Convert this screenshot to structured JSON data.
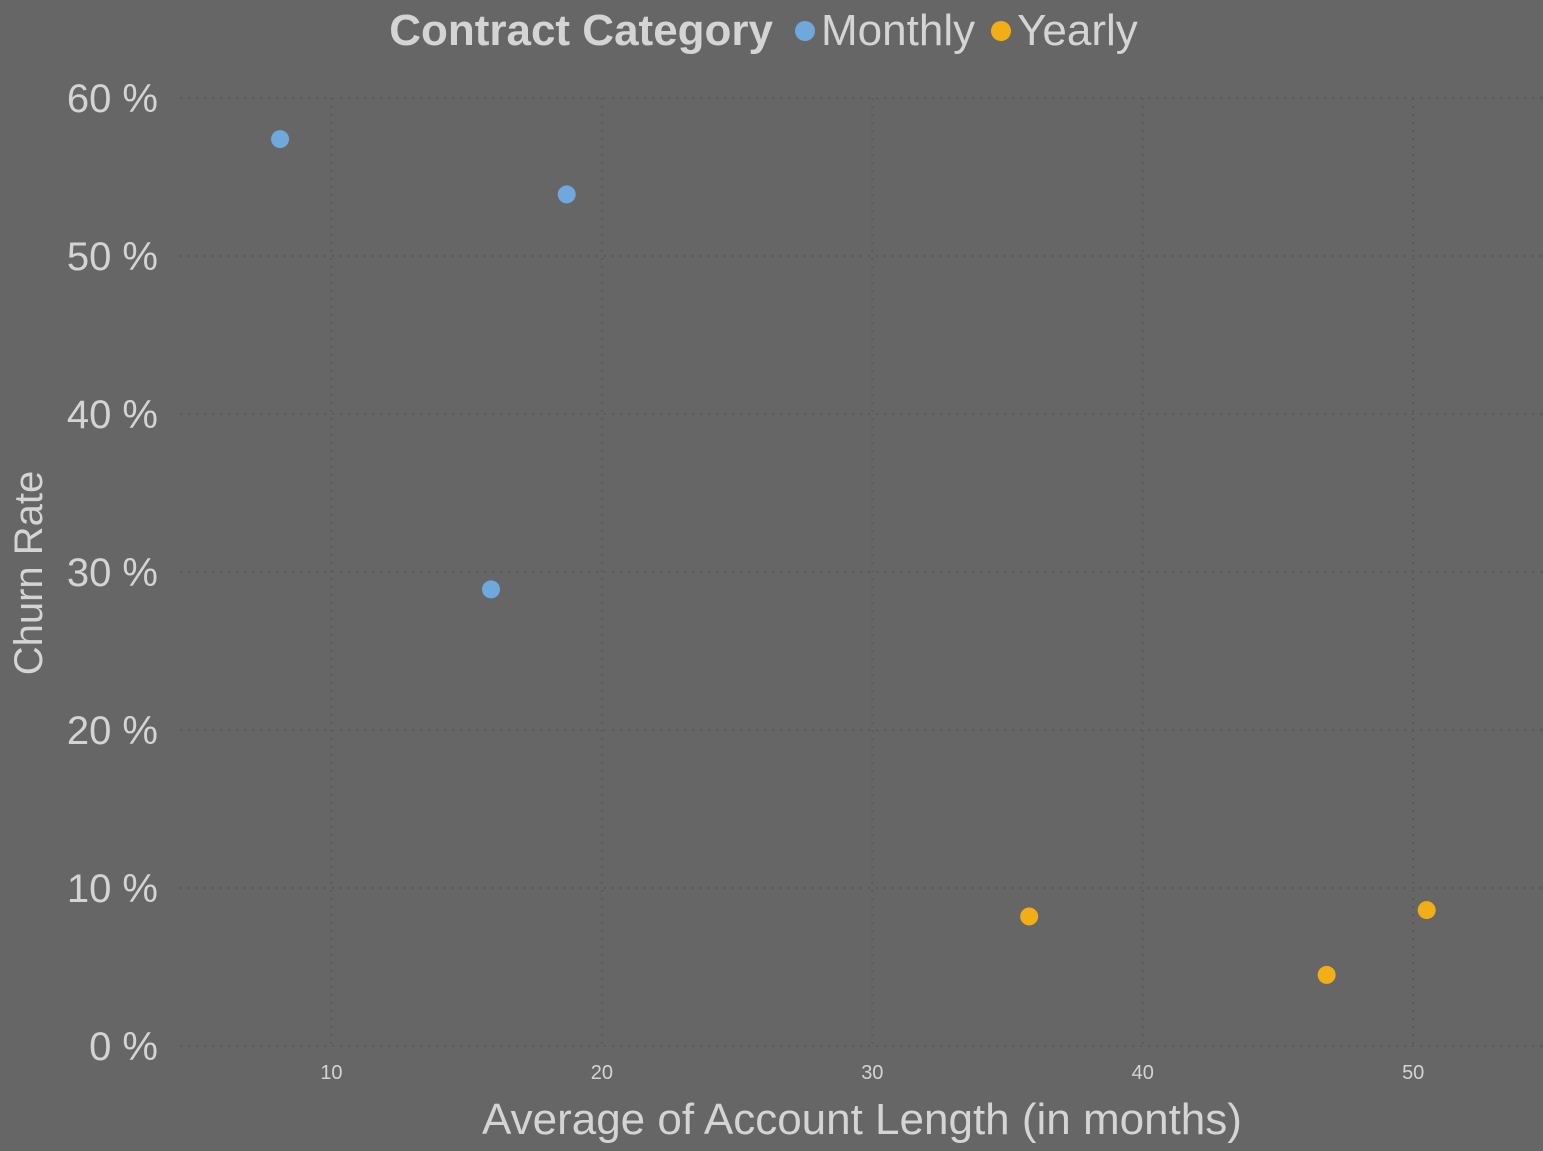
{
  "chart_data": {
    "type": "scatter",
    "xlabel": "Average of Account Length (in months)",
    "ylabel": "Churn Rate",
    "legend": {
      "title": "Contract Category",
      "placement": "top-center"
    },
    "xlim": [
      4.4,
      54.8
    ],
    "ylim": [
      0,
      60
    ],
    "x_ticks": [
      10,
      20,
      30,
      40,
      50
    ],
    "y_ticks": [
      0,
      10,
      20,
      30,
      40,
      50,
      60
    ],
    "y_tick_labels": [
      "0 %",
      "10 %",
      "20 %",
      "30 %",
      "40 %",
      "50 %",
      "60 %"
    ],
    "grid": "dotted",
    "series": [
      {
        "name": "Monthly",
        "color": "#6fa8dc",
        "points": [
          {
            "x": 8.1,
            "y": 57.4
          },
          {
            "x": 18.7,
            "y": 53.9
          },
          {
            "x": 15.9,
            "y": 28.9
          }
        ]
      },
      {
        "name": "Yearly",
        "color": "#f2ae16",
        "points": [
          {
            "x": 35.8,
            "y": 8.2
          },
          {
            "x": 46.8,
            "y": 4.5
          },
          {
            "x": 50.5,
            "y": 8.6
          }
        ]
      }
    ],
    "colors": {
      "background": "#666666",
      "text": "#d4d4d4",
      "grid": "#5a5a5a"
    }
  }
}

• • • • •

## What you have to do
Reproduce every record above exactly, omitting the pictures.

## Response for this exercise
Convert this screenshot to structured JSON data.
{
  "chart_data": {
    "type": "scatter",
    "xlabel": "Average of Account Length (in months)",
    "ylabel": "Churn Rate",
    "legend": {
      "title": "Contract Category",
      "placement": "top-center"
    },
    "xlim": [
      4.4,
      54.8
    ],
    "ylim": [
      0,
      60
    ],
    "x_ticks": [
      10,
      20,
      30,
      40,
      50
    ],
    "y_ticks": [
      0,
      10,
      20,
      30,
      40,
      50,
      60
    ],
    "y_tick_labels": [
      "0 %",
      "10 %",
      "20 %",
      "30 %",
      "40 %",
      "50 %",
      "60 %"
    ],
    "grid": "dotted",
    "series": [
      {
        "name": "Monthly",
        "color": "#6fa8dc",
        "points": [
          {
            "x": 8.1,
            "y": 57.4
          },
          {
            "x": 18.7,
            "y": 53.9
          },
          {
            "x": 15.9,
            "y": 28.9
          }
        ]
      },
      {
        "name": "Yearly",
        "color": "#f2ae16",
        "points": [
          {
            "x": 35.8,
            "y": 8.2
          },
          {
            "x": 46.8,
            "y": 4.5
          },
          {
            "x": 50.5,
            "y": 8.6
          }
        ]
      }
    ],
    "colors": {
      "background": "#666666",
      "text": "#d4d4d4",
      "grid": "#5a5a5a"
    }
  }
}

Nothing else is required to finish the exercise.